Your assignment:
Every line of the data needs to be returned exactly.
*** Task inputs ***
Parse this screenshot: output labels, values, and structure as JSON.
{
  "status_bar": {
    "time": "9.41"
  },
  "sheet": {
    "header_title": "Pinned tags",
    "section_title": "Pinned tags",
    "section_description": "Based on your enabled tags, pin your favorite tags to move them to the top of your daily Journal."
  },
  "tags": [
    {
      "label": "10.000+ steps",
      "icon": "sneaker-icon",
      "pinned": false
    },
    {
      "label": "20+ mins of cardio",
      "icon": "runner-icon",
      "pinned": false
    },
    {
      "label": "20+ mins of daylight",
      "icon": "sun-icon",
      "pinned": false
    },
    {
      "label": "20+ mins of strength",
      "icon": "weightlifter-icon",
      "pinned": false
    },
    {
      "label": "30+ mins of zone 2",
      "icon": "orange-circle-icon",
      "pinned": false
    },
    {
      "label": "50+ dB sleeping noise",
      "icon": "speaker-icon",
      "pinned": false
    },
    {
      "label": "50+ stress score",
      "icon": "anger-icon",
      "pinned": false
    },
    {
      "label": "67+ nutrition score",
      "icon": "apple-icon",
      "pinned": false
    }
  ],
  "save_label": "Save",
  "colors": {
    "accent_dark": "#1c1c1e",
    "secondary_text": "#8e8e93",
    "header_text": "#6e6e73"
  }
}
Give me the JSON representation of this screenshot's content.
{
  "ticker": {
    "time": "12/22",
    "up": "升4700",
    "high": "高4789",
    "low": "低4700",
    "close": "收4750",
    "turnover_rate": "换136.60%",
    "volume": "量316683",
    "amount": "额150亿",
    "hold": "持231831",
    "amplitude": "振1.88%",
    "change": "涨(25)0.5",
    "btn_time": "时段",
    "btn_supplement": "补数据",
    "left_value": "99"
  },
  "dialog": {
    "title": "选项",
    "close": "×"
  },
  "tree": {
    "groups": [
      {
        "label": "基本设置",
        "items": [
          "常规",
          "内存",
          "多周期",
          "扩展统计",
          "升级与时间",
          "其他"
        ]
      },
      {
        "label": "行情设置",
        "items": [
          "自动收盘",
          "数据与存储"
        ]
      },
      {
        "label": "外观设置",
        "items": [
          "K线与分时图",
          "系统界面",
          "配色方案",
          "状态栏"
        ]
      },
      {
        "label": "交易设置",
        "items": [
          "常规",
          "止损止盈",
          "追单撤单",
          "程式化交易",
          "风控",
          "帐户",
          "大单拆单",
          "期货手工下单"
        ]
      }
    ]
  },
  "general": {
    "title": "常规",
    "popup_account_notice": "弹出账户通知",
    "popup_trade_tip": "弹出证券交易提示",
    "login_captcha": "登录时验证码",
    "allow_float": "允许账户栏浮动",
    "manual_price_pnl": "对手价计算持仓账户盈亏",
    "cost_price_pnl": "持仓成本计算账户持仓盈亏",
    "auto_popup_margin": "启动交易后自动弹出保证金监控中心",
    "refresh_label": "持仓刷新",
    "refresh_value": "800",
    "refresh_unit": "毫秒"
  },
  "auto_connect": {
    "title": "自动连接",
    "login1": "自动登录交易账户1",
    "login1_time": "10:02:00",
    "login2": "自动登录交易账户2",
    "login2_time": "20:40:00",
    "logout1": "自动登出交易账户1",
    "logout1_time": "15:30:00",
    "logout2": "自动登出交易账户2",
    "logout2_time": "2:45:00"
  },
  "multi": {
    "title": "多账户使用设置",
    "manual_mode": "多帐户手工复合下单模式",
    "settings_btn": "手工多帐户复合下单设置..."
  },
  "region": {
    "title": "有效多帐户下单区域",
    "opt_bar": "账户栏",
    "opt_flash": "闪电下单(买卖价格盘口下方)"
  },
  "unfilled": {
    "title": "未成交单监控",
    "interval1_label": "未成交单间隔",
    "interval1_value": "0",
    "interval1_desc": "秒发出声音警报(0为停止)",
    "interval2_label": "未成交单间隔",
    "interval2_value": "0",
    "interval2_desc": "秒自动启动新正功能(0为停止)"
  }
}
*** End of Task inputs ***
Solution for this task:
Parse this screenshot: output labels, values, and structure as JSON.
{
  "status_bar": {
    "time": "9.41"
  },
  "sheet": {
    "header_title": "Pinned tags",
    "section_title": "Pinned tags",
    "section_description": "Based on your enabled tags, pin your favorite tags to move them to the top of your daily Journal."
  },
  "tags": [
    {
      "label": "10.000+ steps",
      "icon": "sneaker-icon",
      "pinned": false
    },
    {
      "label": "20+ mins of cardio",
      "icon": "runner-icon",
      "pinned": false
    },
    {
      "label": "20+ mins of daylight",
      "icon": "sun-icon",
      "pinned": false
    },
    {
      "label": "20+ mins of strength",
      "icon": "weightlifter-icon",
      "pinned": false
    },
    {
      "label": "30+ mins of zone 2",
      "icon": "orange-circle-icon",
      "pinned": false
    },
    {
      "label": "50+ dB sleeping noise",
      "icon": "speaker-icon",
      "pinned": false
    },
    {
      "label": "50+ stress score",
      "icon": "anger-icon",
      "pinned": false
    },
    {
      "label": "67+ nutrition score",
      "icon": "apple-icon",
      "pinned": false
    }
  ],
  "save_label": "Save",
  "colors": {
    "accent_dark": "#1c1c1e",
    "secondary_text": "#8e8e93",
    "header_text": "#6e6e73"
  }
}
Give me the JSON representation of this screenshot's content.
{
  "ticker": {
    "time": "12/22",
    "up": "升4700",
    "high": "高4789",
    "low": "低4700",
    "close": "收4750",
    "turnover_rate": "换136.60%",
    "volume": "量316683",
    "amount": "额150亿",
    "hold": "持231831",
    "amplitude": "振1.88%",
    "change": "涨(25)0.5",
    "btn_time": "时段",
    "btn_supplement": "补数据",
    "left_value": "99"
  },
  "dialog": {
    "title": "选项",
    "close": "×"
  },
  "tree": {
    "groups": [
      {
        "label": "基本设置",
        "items": [
          "常规",
          "内存",
          "多周期",
          "扩展统计",
          "升级与时间",
          "其他"
        ]
      },
      {
        "label": "行情设置",
        "items": [
          "自动收盘",
          "数据与存储"
        ]
      },
      {
        "label": "外观设置",
        "items": [
          "K线与分时图",
          "系统界面",
          "配色方案",
          "状态栏"
        ]
      },
      {
        "label": "交易设置",
        "items": [
          "常规",
          "止损止盈",
          "追单撤单",
          "程式化交易",
          "风控",
          "帐户",
          "大单拆单",
          "期货手工下单"
        ]
      }
    ]
  },
  "general": {
    "title": "常规",
    "popup_account_notice": "弹出账户通知",
    "popup_trade_tip": "弹出证券交易提示",
    "login_captcha": "登录时验证码",
    "allow_float": "允许账户栏浮动",
    "manual_price_pnl": "对手价计算持仓账户盈亏",
    "cost_price_pnl": "持仓成本计算账户持仓盈亏",
    "auto_popup_margin": "启动交易后自动弹出保证金监控中心",
    "refresh_label": "持仓刷新",
    "refresh_value": "800",
    "refresh_unit": "毫秒"
  },
  "auto_connect": {
    "title": "自动连接",
    "login1": "自动登录交易账户1",
    "login1_time": "10:02:00",
    "login2": "自动登录交易账户2",
    "login2_time": "20:40:00",
    "logout1": "自动登出交易账户1",
    "logout1_time": "15:30:00",
    "logout2": "自动登出交易账户2",
    "logout2_time": "2:45:00"
  },
  "multi": {
    "title": "多账户使用设置",
    "manual_mode": "多帐户手工复合下单模式",
    "settings_btn": "手工多帐户复合下单设置..."
  },
  "region": {
    "title": "有效多帐户下单区域",
    "opt_bar": "账户栏",
    "opt_flash": "闪电下单(买卖价格盘口下方)"
  },
  "unfilled": {
    "title": "未成交单监控",
    "interval1_label": "未成交单间隔",
    "interval1_value": "0",
    "interval1_desc": "秒发出声音警报(0为停止)",
    "interval2_label": "未成交单间隔",
    "interval2_value": "0",
    "interval2_desc": "秒自动启动新正功能(0为停止)"
  }
}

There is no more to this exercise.